There’s no money, they say,
To feed the hungry in the streets.
Its not cost effective, we’re told,
To provide healthcare for the sick and the weak.
Can’t expect a hard working coal miner,
living below the poverty level,
To pay for art, culture and PBS.
But there always seems to be a few million dollars laying around
To shoot missiles at brown people in the Middle-East
Who pose no threat to our borders or citizens.
A mission of selfless mercy, they say,
For those poor brown children gassed by their government.
The same poor brown children we closed our borders to
Because two years vetting simply isn’t extreme enough
To know for sure if they’re terrorists or not.
From whom are million dollar missiles bought?
Which stockholders’ coffers are filled
Each time the trigger is pulled?
There’s no hesitation to start a war
When corporate oligarchs know
They won’t pay the bill,
They’ll just collect their fees,
Consolidate their power;
And watch the TV ratings soar.
Its the poor plebeians who pay,
With their blood
And the blood of their children,
Ground up in the gears of the great American
Cui Bono (pronounced”Koo-ee Bo-no”) is an old Latin phrase that means, roughly, “Who benefits?”

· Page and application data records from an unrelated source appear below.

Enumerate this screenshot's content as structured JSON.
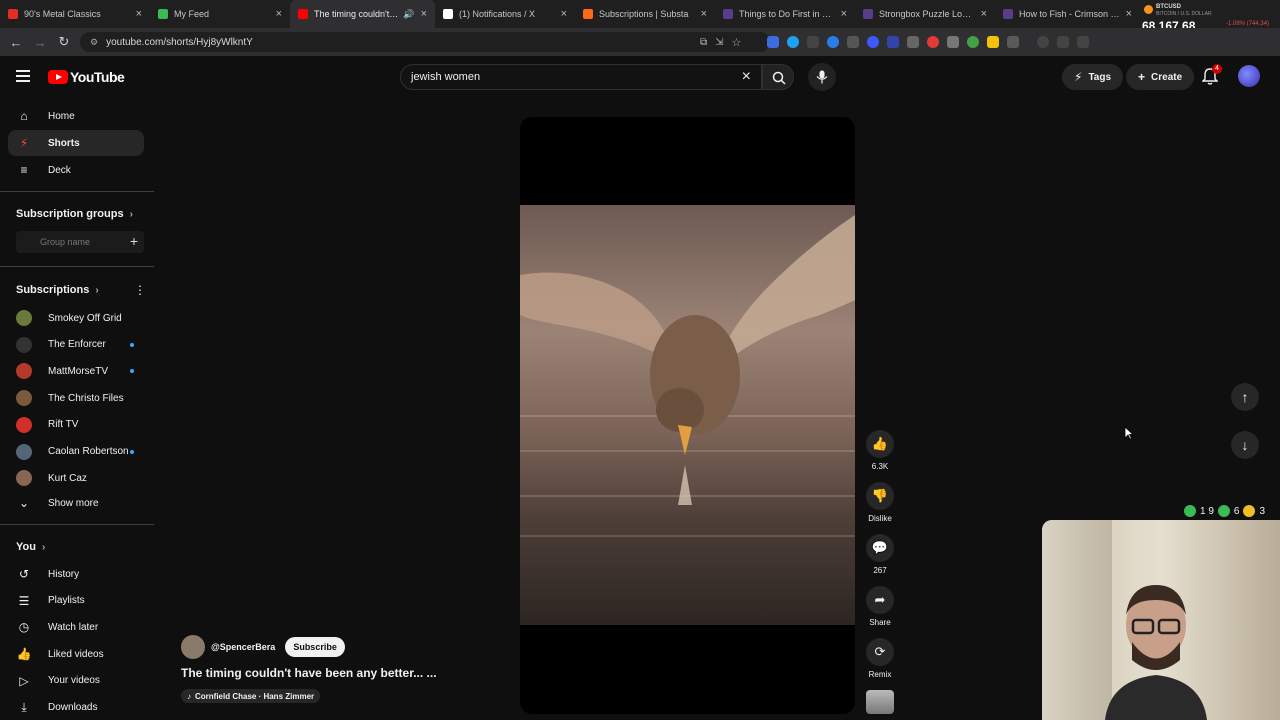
{
  "browser": {
    "tabs": [
      {
        "title": "90's Metal Classics",
        "color": "#e52d27",
        "active": false
      },
      {
        "title": "My Feed",
        "color": "#3cba54",
        "active": false
      },
      {
        "title": "The timing couldn't ha",
        "color": "#ff0000",
        "active": true
      },
      {
        "title": "(1) Notifications / X",
        "color": "#ffffff",
        "active": false
      },
      {
        "title": "Subscriptions | Substa",
        "color": "#ff6719",
        "active": false
      },
      {
        "title": "Things to Do First in Crim",
        "color": "#5a3d8a",
        "active": false
      },
      {
        "title": "Strongbox Puzzle Location",
        "color": "#5a3d8a",
        "active": false
      },
      {
        "title": "How to Fish - Crimson De",
        "color": "#5a3d8a",
        "active": false
      }
    ],
    "url": "youtube.com/shorts/Hyj8yWlkntY",
    "ticker": {
      "symbol": "BTCUSD",
      "description": "BITCOIN / U.S. DOLLAR",
      "price": "68,167.68",
      "change": "-1.08% (744.34)"
    }
  },
  "header": {
    "logo_text": "YouTube",
    "search_value": "jewish women",
    "tags_label": "Tags",
    "create_label": "Create",
    "notification_count": "4"
  },
  "sidebar": {
    "main": [
      {
        "label": "Home",
        "icon": "home-icon",
        "glyph": "⌂"
      },
      {
        "label": "Shorts",
        "icon": "shorts-icon",
        "glyph": "⚡"
      },
      {
        "label": "Deck",
        "icon": "deck-icon",
        "glyph": "≡"
      }
    ],
    "subscription_groups_label": "Subscription groups",
    "group_name_placeholder": "Group name",
    "subscriptions_label": "Subscriptions",
    "subscriptions": [
      {
        "name": "Smokey Off Grid",
        "color": "#6b7a3a",
        "new": false
      },
      {
        "name": "The Enforcer",
        "color": "#333333",
        "new": true
      },
      {
        "name": "MattMorseTV",
        "color": "#b33a2a",
        "new": true
      },
      {
        "name": "The Christo Files",
        "color": "#7a5a3a",
        "new": false
      },
      {
        "name": "Rift TV",
        "color": "#d0302a",
        "new": false
      },
      {
        "name": "Caolan Robertson",
        "color": "#556677",
        "new": true
      },
      {
        "name": "Kurt Caz",
        "color": "#886655",
        "new": false
      }
    ],
    "show_more_label": "Show more",
    "you_label": "You",
    "you_items": [
      {
        "label": "History",
        "icon": "history-icon",
        "glyph": "↺"
      },
      {
        "label": "Playlists",
        "icon": "playlists-icon",
        "glyph": "☰"
      },
      {
        "label": "Watch later",
        "icon": "watch-later-icon",
        "glyph": "◷"
      },
      {
        "label": "Liked videos",
        "icon": "like-icon",
        "glyph": "👍"
      },
      {
        "label": "Your videos",
        "icon": "your-videos-icon",
        "glyph": "▷"
      },
      {
        "label": "Downloads",
        "icon": "download-icon",
        "glyph": "⤓"
      }
    ]
  },
  "short": {
    "channel": "@SpencerBera",
    "subscribe_label": "Subscribe",
    "title": "The timing couldn't have been any better... ...",
    "music": "Cornfield Chase · Hans Zimmer",
    "actions": [
      {
        "name": "like-button",
        "glyph": "👍",
        "label": "6.3K"
      },
      {
        "name": "dislike-button",
        "glyph": "👎",
        "label": "Dislike"
      },
      {
        "name": "comments-button",
        "glyph": "💬",
        "label": "267"
      },
      {
        "name": "share-button",
        "glyph": "➦",
        "label": "Share"
      },
      {
        "name": "remix-button",
        "glyph": "⟳",
        "label": "Remix"
      }
    ]
  },
  "overlay": {
    "counters": [
      {
        "color": "#3cba54",
        "value": "1 9"
      },
      {
        "color": "#3cba54",
        "value": "6"
      },
      {
        "color": "#f0c020",
        "value": "3"
      }
    ]
  }
}
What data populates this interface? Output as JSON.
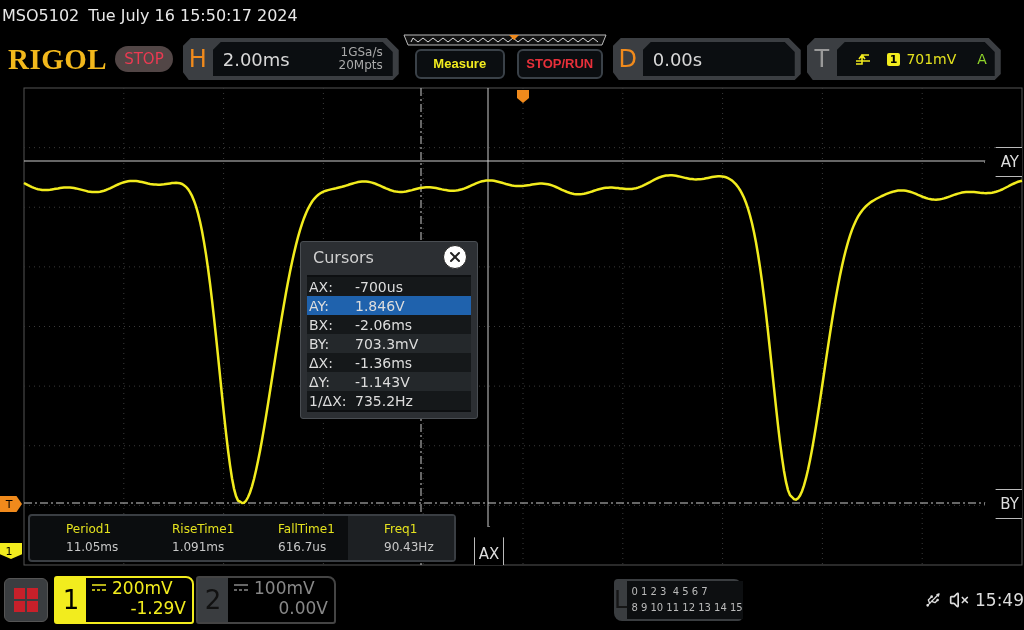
{
  "status_line": {
    "model": "MSO5102",
    "datetime": "Tue July 16 15:50:17 2024"
  },
  "header": {
    "logo": "RIGOL",
    "run_state": "STOP",
    "horizontal": {
      "label": "H",
      "timebase": "2.00ms",
      "sample_rate": "1GSa/s",
      "memory_depth": "20Mpts"
    },
    "buttons": [
      {
        "label": "Measure",
        "kind": "menu"
      },
      {
        "label": "STOP/RUN",
        "kind": "run"
      }
    ],
    "delay": {
      "label": "D",
      "value": "0.00s"
    },
    "trigger": {
      "label": "T",
      "source": "1",
      "level": "701mV",
      "mode": "A"
    }
  },
  "plot": {
    "trigger_marker": "T",
    "channel_marker": "1",
    "cursor_markers": [
      {
        "label": "AY",
        "vertical": false,
        "dashed": false
      },
      {
        "label": "BY",
        "vertical": false,
        "dashed": true
      },
      {
        "label": "AX",
        "vertical": true,
        "dashed": false
      }
    ]
  },
  "cursors_dialog": {
    "title": "Cursors",
    "rows": [
      {
        "label": "AX:",
        "value": "-700us",
        "selected": false
      },
      {
        "label": "AY:",
        "value": "1.846V",
        "selected": true
      },
      {
        "label": "BX:",
        "value": "-2.06ms",
        "selected": false
      },
      {
        "label": "BY:",
        "value": "703.3mV",
        "selected": false
      },
      {
        "label": "ΔX:",
        "value": "-1.36ms",
        "selected": false
      },
      {
        "label": "ΔY:",
        "value": "-1.143V",
        "selected": false
      },
      {
        "label": "1/ΔX:",
        "value": "735.2Hz",
        "selected": false
      }
    ]
  },
  "measurements": [
    {
      "label": "Period1",
      "value": "11.05ms",
      "selected": false
    },
    {
      "label": "RiseTime1",
      "value": "1.091ms",
      "selected": false
    },
    {
      "label": "FallTime1",
      "value": "616.7us",
      "selected": false
    },
    {
      "label": "Freq1",
      "value": "90.43Hz",
      "selected": true
    }
  ],
  "channels": [
    {
      "number": "1",
      "scale": "200mV",
      "offset": "-1.29V",
      "active": true
    },
    {
      "number": "2",
      "scale": "100mV",
      "offset": "0.00V",
      "active": false
    }
  ],
  "logic": {
    "label": "L",
    "bits_row_1": "0 1 2 3  4 5 6 7",
    "bits_row_2": "8 9 10 11 12 13 14 15"
  },
  "clock": "15:49"
}
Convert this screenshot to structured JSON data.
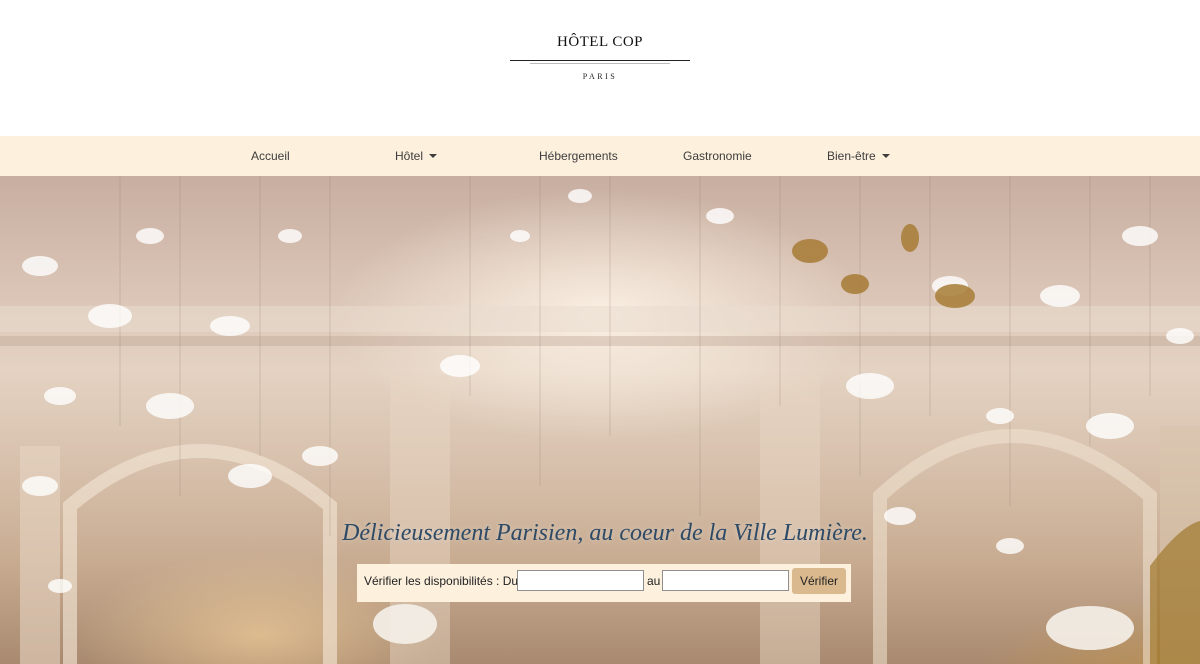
{
  "brand": {
    "name": "HÔTEL COP",
    "city": "PARIS"
  },
  "nav": {
    "items": [
      {
        "label": "Accueil",
        "dropdown": false
      },
      {
        "label": "Hôtel",
        "dropdown": true
      },
      {
        "label": "Hébergements",
        "dropdown": false
      },
      {
        "label": "Gastronomie",
        "dropdown": false
      },
      {
        "label": "Bien-être",
        "dropdown": true
      }
    ]
  },
  "hero": {
    "tagline": "Délicieusement Parisien, au coeur de la Ville Lumière."
  },
  "booking": {
    "label": "Vérifier les disponibilités : Du",
    "from_value": "",
    "separator": "au",
    "to_value": "",
    "button_label": "Vérifier"
  },
  "colors": {
    "nav_background": "#fdf0dd",
    "tagline": "#2d4a66",
    "button": "#dbb98f"
  }
}
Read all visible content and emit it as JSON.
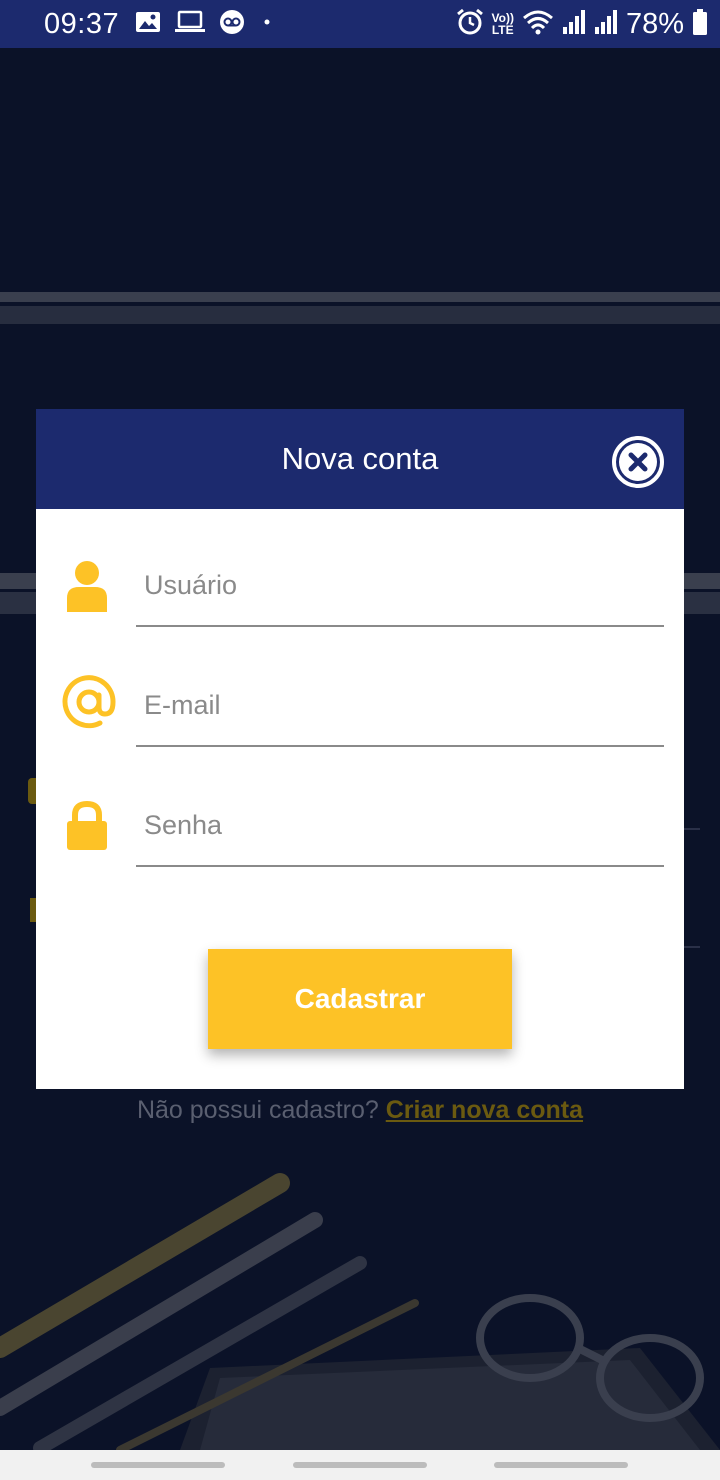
{
  "status_bar": {
    "time": "09:37",
    "battery": "78%",
    "left_icons": [
      "image-icon",
      "laptop-icon",
      "voicemail-icon",
      "dot-icon"
    ],
    "right_icons": [
      "alarm-icon",
      "volte-icon",
      "wifi-icon",
      "signal-icon",
      "signal-icon",
      "battery-icon"
    ],
    "volte_label_top": "Vo))",
    "volte_label_bottom": "LTE"
  },
  "modal": {
    "title": "Nova conta",
    "close_icon": "close-circle-icon",
    "fields": [
      {
        "icon": "user-icon",
        "placeholder": "Usuário",
        "value": ""
      },
      {
        "icon": "at-icon",
        "placeholder": "E-mail",
        "value": ""
      },
      {
        "icon": "lock-icon",
        "placeholder": "Senha",
        "value": ""
      }
    ],
    "submit_label": "Cadastrar"
  },
  "background": {
    "signup_prompt": "Não possui cadastro?",
    "signup_link": "Criar nova conta"
  },
  "colors": {
    "primary": "#1c2a6e",
    "accent": "#fdc226",
    "background": "#0b1228"
  }
}
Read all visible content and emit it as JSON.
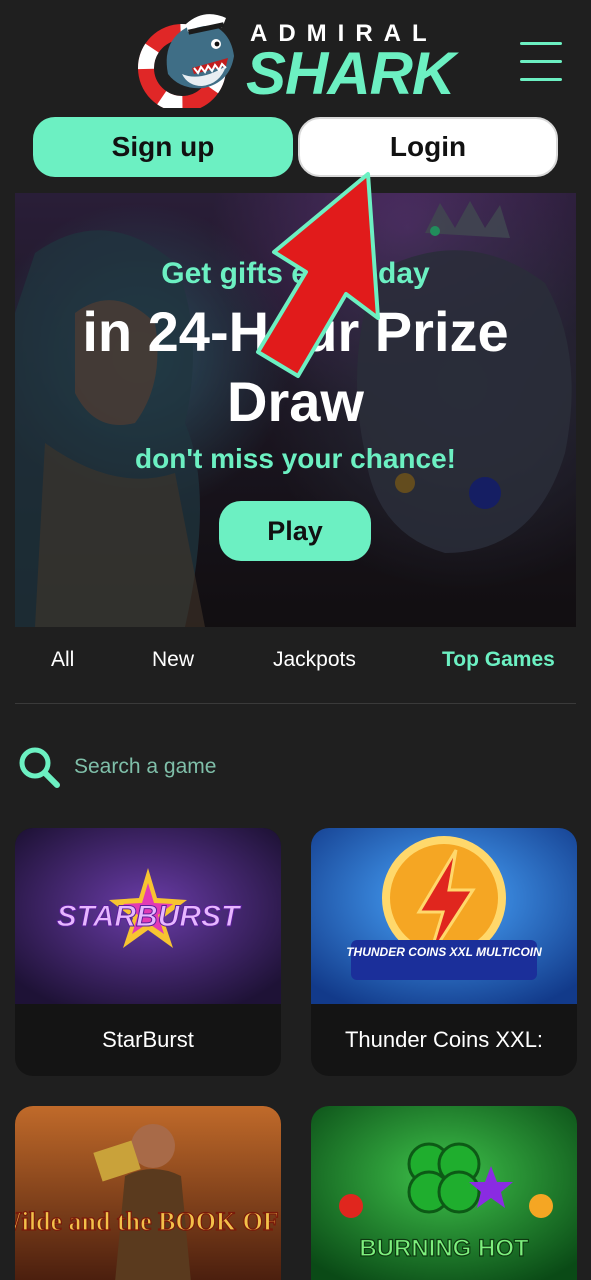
{
  "header": {
    "logo_top": "ADMIRAL",
    "logo_main": "SHARK",
    "menu_icon": "hamburger-menu-icon"
  },
  "auth": {
    "signup_label": "Sign up",
    "login_label": "Login"
  },
  "banner": {
    "line1": "Get gifts every day",
    "line2": "in 24-Hour Prize",
    "line3": "Draw",
    "line4": "don't miss your chance!",
    "play_label": "Play"
  },
  "tabs": [
    {
      "label": "All"
    },
    {
      "label": "New"
    },
    {
      "label": "Jackpots"
    },
    {
      "label": "Top Games",
      "active": true
    }
  ],
  "search": {
    "placeholder": "Search a game",
    "icon": "search-icon"
  },
  "games": [
    {
      "title": "StarBurst",
      "thumb_label": "STARBURST"
    },
    {
      "title": "Thunder Coins XXL:",
      "thumb_label": "THUNDER COINS XXL MULTICOIN"
    },
    {
      "title": "",
      "thumb_label": "Rich Wilde and the BOOK OF DEAD"
    },
    {
      "title": "",
      "thumb_label": "BURNING HOT"
    }
  ],
  "colors": {
    "accent": "#6cf0c2",
    "background": "#1f1f1f",
    "card": "#141414",
    "arrow": "#e11b1b"
  }
}
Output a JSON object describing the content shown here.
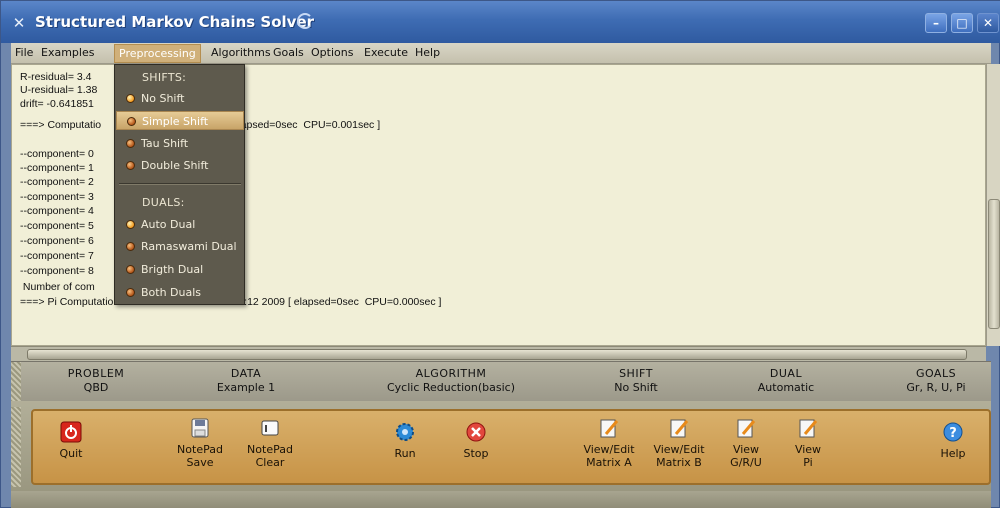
{
  "window": {
    "title": "Structured Markov Chains Solver"
  },
  "menu": [
    {
      "label": "File"
    },
    {
      "label": "Examples"
    },
    {
      "label": "Preprocessing"
    },
    {
      "label": "Algorithms"
    },
    {
      "label": "Goals"
    },
    {
      "label": "Options"
    },
    {
      "label": "Execute"
    },
    {
      "label": "Help"
    }
  ],
  "console": {
    "lines": [
      "R-residual= 3.4",
      "U-residual= 1.38",
      "drift= -0.641851",
      "===> Computatio                   15:22:12 2009 [ elapsed=0sec  CPU=0.001sec ]",
      "",
      "--component= 0                   9548265101503381",
      "--component= 1                   9978377064695432",
      "--component= 2                   9998989163964667",
      "--component= 3                   9999952231944854",
      "--component= 4                   9999997754477516",
      "--component= 5                   9999999894165624",
      "--component= 6                   999999999501838",
      "--component= 7                   9999999999765361",
      "--component= 8                   9999999999988951",
      " Number of com                   nents of pi=  8",
      "===> Pi Computation Ends  at  Tue Jul 14 15:22:12 2009 [ elapsed=0sec  CPU=0.000sec ]"
    ]
  },
  "dropdown": {
    "shifts_header": "SHIFTS:",
    "duals_header": "DUALS:",
    "shift_items": [
      {
        "label": "No Shift",
        "on": true
      },
      {
        "label": "Simple Shift",
        "on": false,
        "highlight": true
      },
      {
        "label": "Tau Shift",
        "on": false
      },
      {
        "label": "Double Shift",
        "on": false
      }
    ],
    "dual_items": [
      {
        "label": "Auto Dual",
        "on": true
      },
      {
        "label": "Ramaswami Dual",
        "on": false
      },
      {
        "label": "Brigth Dual",
        "on": false
      },
      {
        "label": "Both Duals",
        "on": false
      }
    ]
  },
  "status": {
    "problem": {
      "caption": "PROBLEM",
      "value": "QBD"
    },
    "data": {
      "caption": "DATA",
      "value": "Example 1"
    },
    "algorithm": {
      "caption": "ALGORITHM",
      "value": "Cyclic Reduction(basic)"
    },
    "shift": {
      "caption": "SHIFT",
      "value": "No Shift"
    },
    "dual": {
      "caption": "DUAL",
      "value": "Automatic"
    },
    "goals": {
      "caption": "GOALS",
      "value": "Gr, R, U, Pi"
    }
  },
  "toolbar": {
    "quit": "Quit",
    "notepad_save": [
      "NotePad",
      "Save"
    ],
    "notepad_clear": [
      "NotePad",
      "Clear"
    ],
    "run": "Run",
    "stop": "Stop",
    "view_a": [
      "View/Edit",
      "Matrix A"
    ],
    "view_b": [
      "View/Edit",
      "Matrix B"
    ],
    "view_gru": [
      "View",
      "G/R/U"
    ],
    "view_pi": [
      "View",
      "Pi"
    ],
    "help": "Help"
  },
  "colors": {
    "accent": "#d0b07a",
    "console_bg": "#f1efd7",
    "title_blue": "#3e6cb3"
  }
}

Poem #10 for National Poetry Writing Month (aka #NaPoWriMo)